***** Available data

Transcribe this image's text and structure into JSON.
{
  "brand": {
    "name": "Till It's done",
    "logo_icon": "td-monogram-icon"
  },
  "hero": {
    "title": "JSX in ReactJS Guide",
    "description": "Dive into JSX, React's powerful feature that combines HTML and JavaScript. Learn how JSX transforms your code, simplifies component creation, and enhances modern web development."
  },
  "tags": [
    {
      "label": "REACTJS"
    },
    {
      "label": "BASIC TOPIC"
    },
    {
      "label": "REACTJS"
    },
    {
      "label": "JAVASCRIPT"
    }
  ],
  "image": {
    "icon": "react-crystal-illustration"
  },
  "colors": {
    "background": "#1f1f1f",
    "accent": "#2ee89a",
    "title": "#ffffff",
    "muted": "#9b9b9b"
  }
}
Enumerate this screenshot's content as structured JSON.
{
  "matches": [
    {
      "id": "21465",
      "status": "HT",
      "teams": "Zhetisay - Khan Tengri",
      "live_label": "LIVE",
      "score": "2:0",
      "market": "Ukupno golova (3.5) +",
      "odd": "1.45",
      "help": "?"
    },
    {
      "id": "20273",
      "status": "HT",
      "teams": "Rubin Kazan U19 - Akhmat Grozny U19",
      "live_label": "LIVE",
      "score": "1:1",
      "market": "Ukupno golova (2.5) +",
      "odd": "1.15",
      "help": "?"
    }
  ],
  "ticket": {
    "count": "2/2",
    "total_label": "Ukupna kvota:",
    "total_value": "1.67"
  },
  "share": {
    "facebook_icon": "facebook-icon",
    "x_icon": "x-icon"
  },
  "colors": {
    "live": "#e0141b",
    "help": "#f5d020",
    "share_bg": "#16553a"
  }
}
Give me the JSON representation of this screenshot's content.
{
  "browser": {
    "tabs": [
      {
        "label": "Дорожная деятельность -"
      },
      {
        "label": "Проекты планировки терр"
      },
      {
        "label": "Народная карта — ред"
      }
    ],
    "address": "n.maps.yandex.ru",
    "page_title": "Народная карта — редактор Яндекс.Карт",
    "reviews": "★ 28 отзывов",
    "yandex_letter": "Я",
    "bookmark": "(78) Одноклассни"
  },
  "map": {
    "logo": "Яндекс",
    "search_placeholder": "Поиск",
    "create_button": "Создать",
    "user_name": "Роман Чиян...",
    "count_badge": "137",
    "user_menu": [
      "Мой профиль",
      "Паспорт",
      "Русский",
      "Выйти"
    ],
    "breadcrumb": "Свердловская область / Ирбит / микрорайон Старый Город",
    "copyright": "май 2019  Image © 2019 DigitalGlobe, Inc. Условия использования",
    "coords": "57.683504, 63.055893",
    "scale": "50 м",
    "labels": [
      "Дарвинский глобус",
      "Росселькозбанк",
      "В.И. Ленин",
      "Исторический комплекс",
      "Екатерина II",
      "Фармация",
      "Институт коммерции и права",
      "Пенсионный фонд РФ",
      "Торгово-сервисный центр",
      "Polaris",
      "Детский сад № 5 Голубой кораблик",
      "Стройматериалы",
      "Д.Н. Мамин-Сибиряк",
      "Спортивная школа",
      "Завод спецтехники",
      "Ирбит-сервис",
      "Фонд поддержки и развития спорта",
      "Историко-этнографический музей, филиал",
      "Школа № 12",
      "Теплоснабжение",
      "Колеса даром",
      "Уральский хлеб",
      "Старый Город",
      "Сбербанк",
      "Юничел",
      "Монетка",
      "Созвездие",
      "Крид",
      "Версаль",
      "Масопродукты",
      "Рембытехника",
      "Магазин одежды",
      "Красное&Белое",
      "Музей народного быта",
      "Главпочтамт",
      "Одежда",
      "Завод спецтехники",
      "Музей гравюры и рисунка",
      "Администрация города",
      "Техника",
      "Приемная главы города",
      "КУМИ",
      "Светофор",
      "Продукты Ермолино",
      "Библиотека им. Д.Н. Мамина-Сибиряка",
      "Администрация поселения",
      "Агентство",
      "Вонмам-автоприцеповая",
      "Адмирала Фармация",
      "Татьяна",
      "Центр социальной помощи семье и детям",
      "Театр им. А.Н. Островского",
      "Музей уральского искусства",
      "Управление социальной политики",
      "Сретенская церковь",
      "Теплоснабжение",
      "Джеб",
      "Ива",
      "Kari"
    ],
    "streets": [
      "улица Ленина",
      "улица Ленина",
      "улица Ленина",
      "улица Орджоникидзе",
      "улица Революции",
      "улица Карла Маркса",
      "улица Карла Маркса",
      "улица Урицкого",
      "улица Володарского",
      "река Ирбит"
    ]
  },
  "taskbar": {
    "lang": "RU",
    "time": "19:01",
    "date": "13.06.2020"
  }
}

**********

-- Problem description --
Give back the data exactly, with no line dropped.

-- Written answer --
Transcribe this image's text and structure into JSON.
{
  "brand": {
    "name": "Till It's done",
    "logo_icon": "td-monogram-icon"
  },
  "hero": {
    "title": "JSX in ReactJS Guide",
    "description": "Dive into JSX, React's powerful feature that combines HTML and JavaScript. Learn how JSX transforms your code, simplifies component creation, and enhances modern web development."
  },
  "tags": [
    {
      "label": "REACTJS"
    },
    {
      "label": "BASIC TOPIC"
    },
    {
      "label": "REACTJS"
    },
    {
      "label": "JAVASCRIPT"
    }
  ],
  "image": {
    "icon": "react-crystal-illustration"
  },
  "colors": {
    "background": "#1f1f1f",
    "accent": "#2ee89a",
    "title": "#ffffff",
    "muted": "#9b9b9b"
  }
}
Enumerate this screenshot's content as structured JSON.
{
  "matches": [
    {
      "id": "21465",
      "status": "HT",
      "teams": "Zhetisay - Khan Tengri",
      "live_label": "LIVE",
      "score": "2:0",
      "market": "Ukupno golova (3.5) +",
      "odd": "1.45",
      "help": "?"
    },
    {
      "id": "20273",
      "status": "HT",
      "teams": "Rubin Kazan U19 - Akhmat Grozny U19",
      "live_label": "LIVE",
      "score": "1:1",
      "market": "Ukupno golova (2.5) +",
      "odd": "1.15",
      "help": "?"
    }
  ],
  "ticket": {
    "count": "2/2",
    "total_label": "Ukupna kvota:",
    "total_value": "1.67"
  },
  "share": {
    "facebook_icon": "facebook-icon",
    "x_icon": "x-icon"
  },
  "colors": {
    "live": "#e0141b",
    "help": "#f5d020",
    "share_bg": "#16553a"
  }
}
Give me the JSON representation of this screenshot's content.
{
  "browser": {
    "tabs": [
      {
        "label": "Дорожная деятельность -"
      },
      {
        "label": "Проекты планировки терр"
      },
      {
        "label": "Народная карта — ред"
      }
    ],
    "address": "n.maps.yandex.ru",
    "page_title": "Народная карта — редактор Яндекс.Карт",
    "reviews": "★ 28 отзывов",
    "yandex_letter": "Я",
    "bookmark": "(78) Одноклассни"
  },
  "map": {
    "logo": "Яндекс",
    "search_placeholder": "Поиск",
    "create_button": "Создать",
    "user_name": "Роман Чиян...",
    "count_badge": "137",
    "user_menu": [
      "Мой профиль",
      "Паспорт",
      "Русский",
      "Выйти"
    ],
    "breadcrumb": "Свердловская область / Ирбит / микрорайон Старый Город",
    "copyright": "май 2019  Image © 2019 DigitalGlobe, Inc. Условия использования",
    "coords": "57.683504, 63.055893",
    "scale": "50 м",
    "labels": [
      "Дарвинский глобус",
      "Росселькозбанк",
      "В.И. Ленин",
      "Исторический комплекс",
      "Екатерина II",
      "Фармация",
      "Институт коммерции и права",
      "Пенсионный фонд РФ",
      "Торгово-сервисный центр",
      "Polaris",
      "Детский сад № 5 Голубой кораблик",
      "Стройматериалы",
      "Д.Н. Мамин-Сибиряк",
      "Спортивная школа",
      "Завод спецтехники",
      "Ирбит-сервис",
      "Фонд поддержки и развития спорта",
      "Историко-этнографический музей, филиал",
      "Школа № 12",
      "Теплоснабжение",
      "Колеса даром",
      "Уральский хлеб",
      "Старый Город",
      "Сбербанк",
      "Юничел",
      "Монетка",
      "Созвездие",
      "Крид",
      "Версаль",
      "Масопродукты",
      "Рембытехника",
      "Магазин одежды",
      "Красное&Белое",
      "Музей народного быта",
      "Главпочтамт",
      "Одежда",
      "Завод спецтехники",
      "Музей гравюры и рисунка",
      "Администрация города",
      "Техника",
      "Приемная главы города",
      "КУМИ",
      "Светофор",
      "Продукты Ермолино",
      "Библиотека им. Д.Н. Мамина-Сибиряка",
      "Администрация поселения",
      "Агентство",
      "Вонмам-автоприцеповая",
      "Адмирала Фармация",
      "Татьяна",
      "Центр социальной помощи семье и детям",
      "Театр им. А.Н. Островского",
      "Музей уральского искусства",
      "Управление социальной политики",
      "Сретенская церковь",
      "Теплоснабжение",
      "Джеб",
      "Ива",
      "Kari"
    ],
    "streets": [
      "улица Ленина",
      "улица Ленина",
      "улица Ленина",
      "улица Орджоникидзе",
      "улица Революции",
      "улица Карла Маркса",
      "улица Карла Маркса",
      "улица Урицкого",
      "улица Володарского",
      "река Ирбит"
    ]
  },
  "taskbar": {
    "lang": "RU",
    "time": "19:01",
    "date": "13.06.2020"
  }
}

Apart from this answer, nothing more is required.